Adding intellect to intelligent systems
October 01, 2012
Warren reflects on IP cores, memory, and the food for thought they offer developers of intelligent systems.
The increase in the complexity and density of embedded products has created a large market for off-the-shelf, ready-to-use circuit elements that designers can easily incorporate into their products without the development and debug efforts normally associated with new projects. These functional circuit elements, commonly referred to as Intellectual Property (IP) cores, are described by Hardware Description Language (HDL) code and allow manufacturers to reuse circuit elements from previous designs or simply purchase functionality from an outside source.
Specific examples of IP cores include UARTs, DSPs, Ethernet interfaces, bus interfaces, and even microcontrollers. IP cores are widely available from commercial vendors, third-party suppliers, or the open-source community. IP cores are usually fee-based and include documentation, verification tools, and support.
In this issue of Embedded Computing Design we take a look at analog IP cores from the embedded perspective, along with development advantages and expected trends. In the Strategies section, Allan Chin, CEO of Stellamar, presents a detailed technical article that aims to deepen designers’ understanding of analog IP cores for embedded computing projects. Recognizing that the analog portion of embedded designs can be a bottleneck, Allan outlines the current commercial marketplace and offers suggestions for evaluating and selecting analog IP.
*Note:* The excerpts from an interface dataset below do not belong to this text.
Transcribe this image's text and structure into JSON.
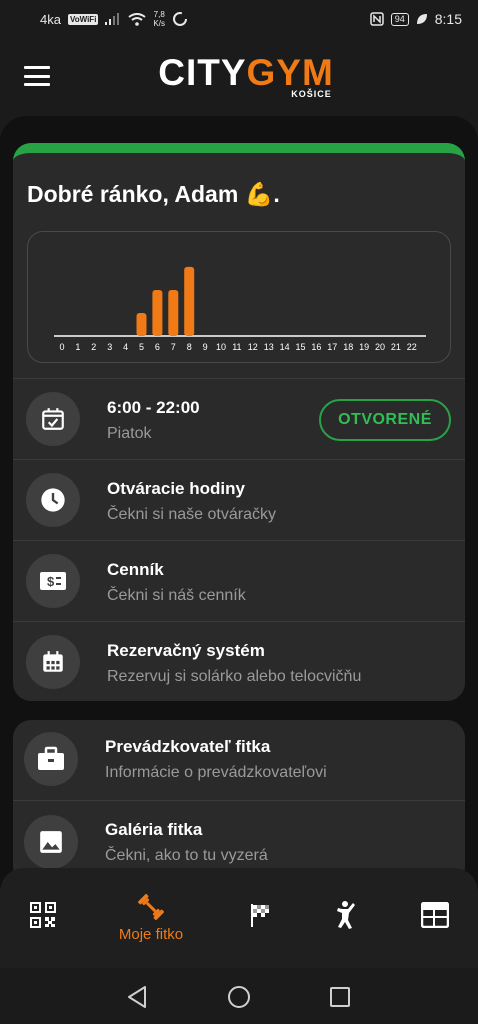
{
  "status_bar": {
    "carrier": "4ka",
    "vowifi": "VoWiFi",
    "speed_value": "7,8",
    "speed_unit": "K/s",
    "battery": "94",
    "time": "8:15"
  },
  "header": {
    "logo_white": "CITY",
    "logo_orange": "GYM",
    "logo_city": "KOŠICE",
    "accent_color": "#f07a16"
  },
  "greeting": "Dobré ránko, Adam 💪.",
  "chart_data": {
    "type": "bar",
    "categories": [
      "0",
      "1",
      "2",
      "3",
      "4",
      "5",
      "6",
      "7",
      "8",
      "9",
      "10",
      "11",
      "12",
      "13",
      "14",
      "15",
      "16",
      "17",
      "18",
      "19",
      "20",
      "21",
      "22"
    ],
    "values": [
      0,
      0,
      0,
      0,
      0,
      1,
      2,
      2,
      3,
      0,
      0,
      0,
      0,
      0,
      0,
      0,
      0,
      0,
      0,
      0,
      0,
      0,
      0
    ],
    "ylim": [
      0,
      3.3
    ],
    "bar_color": "#f07a16",
    "grid": false,
    "title": "",
    "xlabel": "",
    "ylabel": ""
  },
  "hours": {
    "time": "6:00 - 22:00",
    "day": "Piatok",
    "status": "OTVORENÉ",
    "status_color": "#27a346"
  },
  "menu_rows": [
    {
      "title": "Otváracie hodiny",
      "subtitle": "Čekni si naše otváračky",
      "icon": "clock-icon"
    },
    {
      "title": "Cenník",
      "subtitle": "Čekni si náš cenník",
      "icon": "price-icon"
    },
    {
      "title": "Rezervačný systém",
      "subtitle": "Rezervuj si solárko alebo telocvičňu",
      "icon": "calendar-icon"
    }
  ],
  "menu_rows_2": [
    {
      "title": "Prevádzkovateľ fitka",
      "subtitle": "Informácie o prevádzkovateľovi",
      "icon": "briefcase-icon"
    },
    {
      "title": "Galéria fitka",
      "subtitle": "Čekni, ako to tu vyzerá",
      "icon": "image-icon"
    }
  ],
  "bottom_nav": {
    "active_label": "Moje fitko",
    "items": [
      "qr-code-icon",
      "dumbbell-icon",
      "checkered-flag-icon",
      "karate-icon",
      "schedule-icon"
    ]
  }
}
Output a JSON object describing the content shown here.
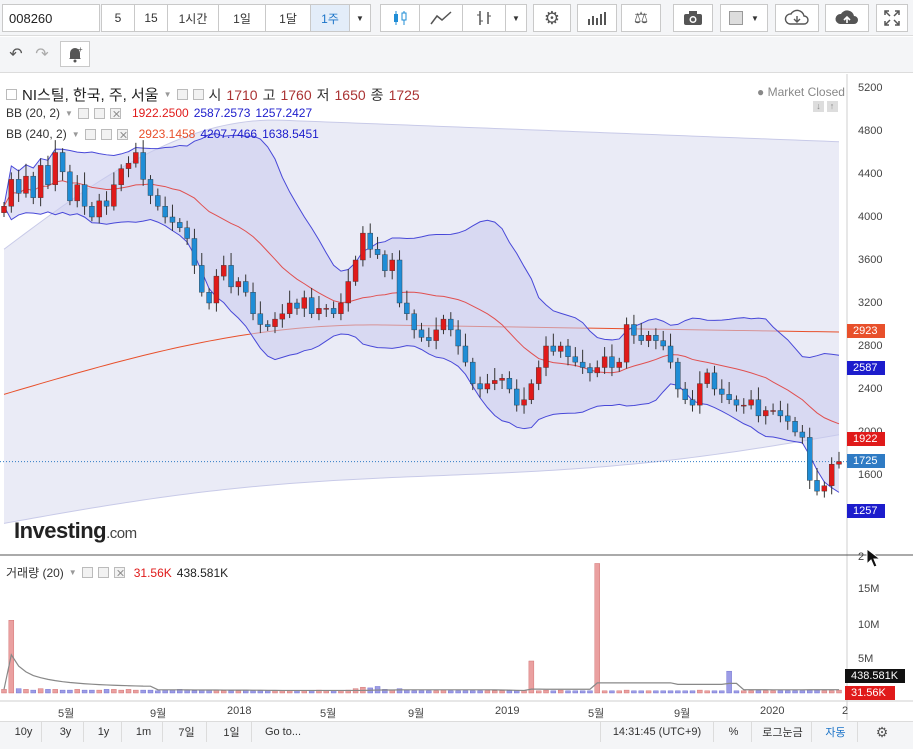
{
  "toolbar": {
    "symbol": "008260",
    "intervals": [
      "5",
      "15",
      "1시간",
      "1일",
      "1달",
      "1주"
    ],
    "active_interval": "1주"
  },
  "legend": {
    "name": "NI스틸, 한국, 주, 서울",
    "ohlc": [
      {
        "label": "시",
        "value": "1710"
      },
      {
        "label": "고",
        "value": "1760"
      },
      {
        "label": "저",
        "value": "1650"
      },
      {
        "label": "종",
        "value": "1725"
      }
    ],
    "market_status": "Market Closed",
    "bb20": {
      "label": "BB (20, 2)",
      "mid": "1922.2500",
      "upper": "2587.2573",
      "lower": "1257.2427"
    },
    "bb240": {
      "label": "BB (240, 2)",
      "mid": "2923.1458",
      "upper": "4207.7466",
      "lower": "1638.5451"
    },
    "volume": {
      "label": "거래량 (20)",
      "v1": "31.56K",
      "v2": "438.581K"
    }
  },
  "watermark": {
    "main": "Investing",
    "suffix": ".com"
  },
  "price_axis": {
    "ticks": [
      "5200",
      "4800",
      "4400",
      "4000",
      "3600",
      "3200",
      "2800",
      "2400",
      "2000",
      "1600"
    ],
    "partial_tick": "2",
    "tags": [
      {
        "text": "2923",
        "color": "#e8502b",
        "value": 2923
      },
      {
        "text": "2587",
        "color": "#1c1ccc",
        "value": 2587
      },
      {
        "text": "1922",
        "color": "#e01a1a",
        "value": 1922
      },
      {
        "text": "1725",
        "color": "#2f7bc4",
        "value": 1725
      },
      {
        "text": "1257",
        "color": "#1c1ccc",
        "value": 1257
      }
    ]
  },
  "volume_axis": {
    "ticks": [
      "15M",
      "10M",
      "5M"
    ],
    "tags": [
      {
        "text": "438.581K",
        "color": "#111111"
      },
      {
        "text": "31.56K",
        "color": "#e01a1a"
      }
    ]
  },
  "x_axis": [
    "5월",
    "9월",
    "2018",
    "5월",
    "9월",
    "2019",
    "5월",
    "9월",
    "2020",
    "2"
  ],
  "bottom": {
    "ranges": [
      "10y",
      "3y",
      "1y",
      "1m",
      "7일",
      "1일",
      "Go to..."
    ],
    "time": "14:31:45 (UTC+9)",
    "percent": "%",
    "log": "로그눈금",
    "auto": "자동"
  },
  "colors": {
    "up": "#e01a1a",
    "down": "#1f8dd6",
    "band": "#4848d8",
    "band_fill": "#d9dbef",
    "ma240": "#e8502b"
  },
  "chart_data": {
    "type": "candlestick",
    "x_unit": "week index from the first visible week (weekly bars, 2017-2020)",
    "ylim": [
      1300,
      5200
    ],
    "y_ticks": [
      1600,
      2000,
      2400,
      2800,
      3200,
      3600,
      4000,
      4400,
      4800,
      5200
    ],
    "closes": [
      4100,
      4350,
      4220,
      4380,
      4180,
      4480,
      4300,
      4600,
      4420,
      4150,
      4300,
      4100,
      4000,
      4150,
      4100,
      4300,
      4450,
      4500,
      4600,
      4350,
      4200,
      4100,
      4000,
      3950,
      3900,
      3800,
      3550,
      3300,
      3200,
      3450,
      3550,
      3350,
      3400,
      3300,
      3100,
      3000,
      2980,
      3050,
      3100,
      3200,
      3150,
      3250,
      3100,
      3150,
      3150,
      3100,
      3200,
      3400,
      3600,
      3850,
      3700,
      3650,
      3500,
      3600,
      3200,
      3100,
      2950,
      2880,
      2850,
      2950,
      3050,
      2950,
      2800,
      2650,
      2450,
      2400,
      2450,
      2480,
      2500,
      2400,
      2250,
      2300,
      2450,
      2600,
      2800,
      2750,
      2800,
      2700,
      2650,
      2600,
      2550,
      2600,
      2700,
      2600,
      2650,
      3000,
      2900,
      2850,
      2900,
      2850,
      2800,
      2650,
      2400,
      2300,
      2250,
      2450,
      2550,
      2400,
      2350,
      2300,
      2250,
      2250,
      2300,
      2150,
      2200,
      2200,
      2150,
      2100,
      2000,
      1950,
      1550,
      1450,
      1500,
      1700,
      1725
    ],
    "volumes_m": [
      0.5,
      0.7,
      0.6,
      0.5,
      0.4,
      0.6,
      0.5,
      0.5,
      0.4,
      0.4,
      0.5,
      0.4,
      0.4,
      0.4,
      0.5,
      0.5,
      0.4,
      0.5,
      0.4,
      0.4,
      0.4,
      0.3,
      0.4,
      0.4,
      0.5,
      0.4,
      0.3,
      0.4,
      0.4,
      0.4,
      0.3,
      0.3,
      0.3,
      0.4,
      0.3,
      0.3,
      0.3,
      0.3,
      0.3,
      0.3,
      0.3,
      0.3,
      0.3,
      0.4,
      0.3,
      0.3,
      0.3,
      0.4,
      0.6,
      0.8,
      0.7,
      0.9,
      0.5,
      0.4,
      0.6,
      0.4,
      0.3,
      0.3,
      0.3,
      0.3,
      0.4,
      0.3,
      0.3,
      0.3,
      0.3,
      0.3,
      0.3,
      0.3,
      0.3,
      0.3,
      0.3,
      0.3,
      0.3,
      0.3,
      0.4,
      0.3,
      0.4,
      0.3,
      0.3,
      0.3,
      0.3,
      0.3,
      0.3,
      0.3,
      0.3,
      0.4,
      0.3,
      0.3,
      0.3,
      0.3,
      0.3,
      0.3,
      0.3,
      0.3,
      0.3,
      0.4,
      0.3,
      0.3,
      0.3,
      0.3,
      0.3,
      0.3,
      0.3,
      0.3,
      0.3,
      0.3,
      0.3,
      0.3,
      0.3,
      0.3,
      0.4,
      0.4,
      0.3,
      0.3,
      0.4
    ],
    "volume_spikes": [
      {
        "index": 1,
        "volume_m": 10
      },
      {
        "index": 81,
        "volume_m": 17.8
      },
      {
        "index": 72,
        "volume_m": 4.4
      },
      {
        "index": 99,
        "volume_m": 3
      }
    ],
    "volume_ylim": [
      0,
      18
    ],
    "volume_ticks_m": [
      5,
      10,
      15
    ]
  }
}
Another important aspect of every embedded design is memory architecture selection. Designers must evaluate system components based on bandwidth, performance, long-term availability, and data protection. To start the conversation in the Silicon section, Josh Lee, CEO and president of Uniquify, reveals the changes that designers can expect as the new Double Data Rate type four Synchronous Dynamic Random-Access Memory (DDR4 SDRAM) specification becomes widely available in the near future. Given the higher data rates and lower voltage levels for DDR applications, Jitesh Shah, Principal Engineer at Integrated Device Technology, presents the technical advantages for changing the chip-to-package interconnect method from wirebond to flip chip. Finally, Phan Hoang, VP of R&D at Virtium Technology, discusses the requirements necessary for memory solutions that must operate in rugged, high-shock and -vibration conditions for extended life cycles.
As designers have endeavored to shorten development schedules, reduce recurring costs, and combine multiple systems, virtualization has become one of the hottest buzzwords in the embedded environment. With a recent boost from the widespread abundance of multicore processors, virtual platforms allow design teams to combine high-level Operating Systems (OSs) with real-time, deterministic software without performance penalties. For example, in our Software section, Chris Grujon, marketing director for TenAsys Corporation, explains the benefits of a Real-Time OS (RTOS) working alongside a General-Purpose OS (GPOS) such as Microsoft Windows in a virtual setting. In this same section, I cover some of the history and overall benefits of virtualization and highlight a few examples of commercial products designed to enhance security and consolidate embedded workloads.
The technical articles in this issue delve into some of the hardware and software development details related to a wide range of embedded projects including IP, state-of-the-art memory products, and virtualization. Our job here at Embedded Computing Design is to bring you the latest trends and technology updates to keep you ahead of the competition. Please give us your ideas on print articles and online updates that we can provide to support your design efforts. If you have a suggestion for a technical article or video that would be of interest to you or other designers, please let me know.